[LS] Talking about the sketchbook drawing, or my quick painting, I often collage things in my work and layer things.  In the skull image, there is a section that I collaged with a piece of mail. I use mail because it's readily available and I want to recycle objects.  (The postal fragment  and gauze might be seen as connecting to the everyday).

My recent process of art making went from working intuitively, mixing explorations with no agenda, increasingly to Coronavirus themes and being in lockdown.

I did the New York thing, I pursued life in the “Art World” wholeheartedly in my years there. When I moved back to Hawaii in 2008, I kind of dropped the ball,(intentionally). I just let my guard down and I said, I'm not going to worry about it (being an artist). And basically, I didn't.

While in New York, it was always being in production, you know “cultural production” or survival.

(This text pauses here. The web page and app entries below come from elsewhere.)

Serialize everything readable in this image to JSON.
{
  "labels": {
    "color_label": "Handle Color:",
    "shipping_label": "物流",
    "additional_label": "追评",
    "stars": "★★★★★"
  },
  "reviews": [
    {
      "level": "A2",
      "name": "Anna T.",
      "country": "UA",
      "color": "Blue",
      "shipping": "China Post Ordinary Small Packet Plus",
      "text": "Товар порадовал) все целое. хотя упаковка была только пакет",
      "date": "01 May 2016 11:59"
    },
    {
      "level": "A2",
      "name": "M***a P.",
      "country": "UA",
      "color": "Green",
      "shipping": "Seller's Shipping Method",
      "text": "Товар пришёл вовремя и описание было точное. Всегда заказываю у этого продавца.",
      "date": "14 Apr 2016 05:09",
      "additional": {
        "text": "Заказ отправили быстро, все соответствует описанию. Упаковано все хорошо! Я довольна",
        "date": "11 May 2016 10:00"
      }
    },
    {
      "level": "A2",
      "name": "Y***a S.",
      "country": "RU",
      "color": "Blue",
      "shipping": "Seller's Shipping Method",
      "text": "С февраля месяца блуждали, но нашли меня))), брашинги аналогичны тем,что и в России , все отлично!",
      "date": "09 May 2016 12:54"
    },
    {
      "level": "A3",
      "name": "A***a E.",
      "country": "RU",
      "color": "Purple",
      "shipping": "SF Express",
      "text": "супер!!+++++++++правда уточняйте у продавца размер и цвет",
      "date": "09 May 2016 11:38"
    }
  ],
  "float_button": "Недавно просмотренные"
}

You are a part of the system, you are trying to make it in art. I showed at the Andrew Kreps gallery and got some reviews. Here, I am hardly in that mindset, and being home now with some time. I’ve started to actually, slowly get back in the habit of working, as if Coronavirus prompted some kind of natural way of making art again, hopefully not just skulls. How have other artist dealt with what’s going on? Business as usual?

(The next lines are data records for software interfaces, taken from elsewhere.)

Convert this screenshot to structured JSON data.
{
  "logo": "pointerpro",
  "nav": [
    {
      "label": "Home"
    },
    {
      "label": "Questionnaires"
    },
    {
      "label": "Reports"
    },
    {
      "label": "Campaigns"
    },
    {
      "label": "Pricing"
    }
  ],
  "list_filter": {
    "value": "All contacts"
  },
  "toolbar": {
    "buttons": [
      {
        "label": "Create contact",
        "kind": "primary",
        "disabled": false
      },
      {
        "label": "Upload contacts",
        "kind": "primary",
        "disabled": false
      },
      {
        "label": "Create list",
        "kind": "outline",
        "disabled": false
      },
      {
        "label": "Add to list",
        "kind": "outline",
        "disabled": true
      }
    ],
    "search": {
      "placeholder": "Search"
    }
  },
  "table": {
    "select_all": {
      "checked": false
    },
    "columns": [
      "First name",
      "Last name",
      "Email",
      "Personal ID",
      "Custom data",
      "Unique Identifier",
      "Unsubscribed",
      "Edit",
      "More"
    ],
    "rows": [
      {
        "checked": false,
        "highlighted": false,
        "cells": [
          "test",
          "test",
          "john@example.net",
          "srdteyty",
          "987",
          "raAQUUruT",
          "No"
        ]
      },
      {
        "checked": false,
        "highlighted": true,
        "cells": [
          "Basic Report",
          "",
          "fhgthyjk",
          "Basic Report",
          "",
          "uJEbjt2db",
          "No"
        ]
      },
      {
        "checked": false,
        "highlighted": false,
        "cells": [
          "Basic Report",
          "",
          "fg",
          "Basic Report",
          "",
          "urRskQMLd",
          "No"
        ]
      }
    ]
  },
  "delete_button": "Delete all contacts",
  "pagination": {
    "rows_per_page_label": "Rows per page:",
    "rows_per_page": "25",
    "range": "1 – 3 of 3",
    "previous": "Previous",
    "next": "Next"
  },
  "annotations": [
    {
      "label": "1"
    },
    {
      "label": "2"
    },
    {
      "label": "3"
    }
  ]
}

[JS] Do you think that the sketch might turn into a serial work?

[LS] Probably not. I don't know how I would continue my exploration of the way things are going and fully realize this as an artwork. The last time I did that was a loose body of work based on the Molasses spill in the Honolulu harbor shown at SPF Projects in Honolulu.  I'm kind of drawn to more environmental things so for that disaster, I made a series based on dead coral reefs in collaboration with Paa Joe, a coffin maker in Ghana. On my request, he made five Hawaiian reef fishes as miniature coffins. Inside the coffins, where you would normally put the body or the ashes, I put Mary Jane Candie's for the viewer to eat during the exhibition. These were also shown at The Luggage Store in SAn Francisco curated by Trisha Lagaso Goldberg.

[JS] Sounds about right to me.

[LS] Having said I would take it easy here, contradicts the fact that we've done so many projects here. (when I say we I mean with my former partner in crime John Koga) For example, we’ve done ARS Cafe for all of these years, various fundraisers featuring art from the community, and an occasional random show based on an empty retail space. We even did things for Fashion Week a few years.  

[JS] Are you a part owner or ARS cafe or are you just curating it?

[LS] Just curating. (now with Roland Longstreet)

[JS] Can you talk a little bit about what you’ve been doing there?.

[LS] In general, we just wanted to create a platform for artists to have a place to show, and the selection process is fairly loose. There are not too many galleries in Honolulu as you know. In this case, the cafe pays for the bigger space to actually be an art space. Thanks to Nori S. who is the manager and interested in art, and his team,  somebody(?) has invested in the community, in the form of a showing space.  

[JS] Any word on when the art part might open back up again?

[LS] Maybe by June.

[JS] Well, I really look forward to checking out ARS when it’s back up with an exhibition. Thank you also for taking time to explain to me more about your skulls and the molasses. In terms of our physical presences, we are like ships passing in the night!

[LS] We traveled some really good ground here. Thank you.


DURATION 23m 10s